Goins agreed to a minor league pact with the Kansas City Royals on January 24th that includes an invite to spring training. He could have a pretty solid chance to break camp with the depleted Royals, who have lost several key pieces of their roster this offseason. Barney finally signed a deal on Monday night with the Texas Rangers, which was also a minor league pact that included an invite to spring training. Barney made $2,887,500 last season, and Goins was projected to receive 1.9 million in arbitration before he was non-tendered.
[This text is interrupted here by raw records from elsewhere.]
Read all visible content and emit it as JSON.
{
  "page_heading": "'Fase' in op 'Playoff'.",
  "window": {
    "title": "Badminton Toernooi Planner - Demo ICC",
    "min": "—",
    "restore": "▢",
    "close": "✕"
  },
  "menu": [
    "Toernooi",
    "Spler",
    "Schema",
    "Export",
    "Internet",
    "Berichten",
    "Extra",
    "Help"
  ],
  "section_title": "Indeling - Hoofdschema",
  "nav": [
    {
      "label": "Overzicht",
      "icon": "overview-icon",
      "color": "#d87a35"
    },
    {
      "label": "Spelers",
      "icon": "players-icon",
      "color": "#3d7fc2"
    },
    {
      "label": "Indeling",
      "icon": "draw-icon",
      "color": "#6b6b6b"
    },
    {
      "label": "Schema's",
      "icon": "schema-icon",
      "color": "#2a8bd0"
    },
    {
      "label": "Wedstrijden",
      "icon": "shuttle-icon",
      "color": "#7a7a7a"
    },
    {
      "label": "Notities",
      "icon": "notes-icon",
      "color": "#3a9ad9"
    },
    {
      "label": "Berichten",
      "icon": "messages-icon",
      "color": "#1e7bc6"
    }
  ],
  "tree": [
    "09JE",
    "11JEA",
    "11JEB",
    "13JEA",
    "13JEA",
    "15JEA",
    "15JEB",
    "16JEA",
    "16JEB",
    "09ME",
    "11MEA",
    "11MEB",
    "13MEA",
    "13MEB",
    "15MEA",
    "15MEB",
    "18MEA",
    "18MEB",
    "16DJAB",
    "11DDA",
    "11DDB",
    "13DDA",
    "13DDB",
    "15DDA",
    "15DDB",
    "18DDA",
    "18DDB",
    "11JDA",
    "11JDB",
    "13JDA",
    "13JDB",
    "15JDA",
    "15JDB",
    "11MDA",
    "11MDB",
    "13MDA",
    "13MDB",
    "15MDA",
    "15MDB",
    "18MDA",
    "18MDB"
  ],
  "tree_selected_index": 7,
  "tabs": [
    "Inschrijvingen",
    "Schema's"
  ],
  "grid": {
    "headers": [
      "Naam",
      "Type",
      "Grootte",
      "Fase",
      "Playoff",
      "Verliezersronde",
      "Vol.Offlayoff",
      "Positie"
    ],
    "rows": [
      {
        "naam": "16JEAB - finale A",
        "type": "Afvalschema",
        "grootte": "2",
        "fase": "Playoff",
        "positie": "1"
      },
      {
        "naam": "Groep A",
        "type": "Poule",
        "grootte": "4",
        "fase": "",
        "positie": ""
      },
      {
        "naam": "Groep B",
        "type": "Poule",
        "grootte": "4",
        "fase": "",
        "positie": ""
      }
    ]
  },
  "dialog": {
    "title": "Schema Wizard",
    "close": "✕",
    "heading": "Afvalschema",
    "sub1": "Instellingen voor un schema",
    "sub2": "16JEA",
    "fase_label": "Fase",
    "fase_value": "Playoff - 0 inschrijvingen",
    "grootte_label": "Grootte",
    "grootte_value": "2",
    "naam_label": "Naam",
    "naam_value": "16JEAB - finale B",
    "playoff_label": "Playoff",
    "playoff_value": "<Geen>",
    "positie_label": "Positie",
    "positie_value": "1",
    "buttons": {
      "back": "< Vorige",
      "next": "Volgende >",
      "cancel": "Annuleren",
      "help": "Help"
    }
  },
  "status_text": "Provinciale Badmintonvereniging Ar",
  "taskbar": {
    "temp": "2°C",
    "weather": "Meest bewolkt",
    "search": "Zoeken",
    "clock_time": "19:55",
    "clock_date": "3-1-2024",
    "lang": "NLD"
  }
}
I realize this has been an anomaly of an offseason across baseball, but the status of the Blue Jay free agents got me thinking about the 2017 season, and the role these former players had in it. By no means am I picking on them or over-blaming them for the troubles of the team last year, but what has the market just taught us about their value? On the majority of any given days last season, John Gibbons was slotting all three of Bautista, Goins, and Barney into the lineup. Bautista generally hit higher, but even Goins and Barney were frequently in the 6th or 7th spot depending on who else was playing that day.
Again it’s not this simple, but the Blue Jays were essentially employing three starters last year that are now incapable of getting a major league contract (maybe Bautista changes that, but it’s looking sketchy). That’s one third of their lineup, and that doesn’t include others who struggled as well. Having to rely on depth to play on a regular basis is difficult at the best of times, but it was magnified with the rough seasons of the now departed trio.
I genuinely wish each of them well, but the way this offseason has worked out has been fuel to the fire of Blue Jays’ trolls who picked on guys like Bautista and Goins on a near daily basis. It’s not exactly fair to pick on the utility guys who were stretched, as neither was supposed to be a starter, but now that they’ve gone through the free agency process I’m sure it’s been a humbling experience. It also explains even more about why the Blue Jays had such a rocky 2017 campaign.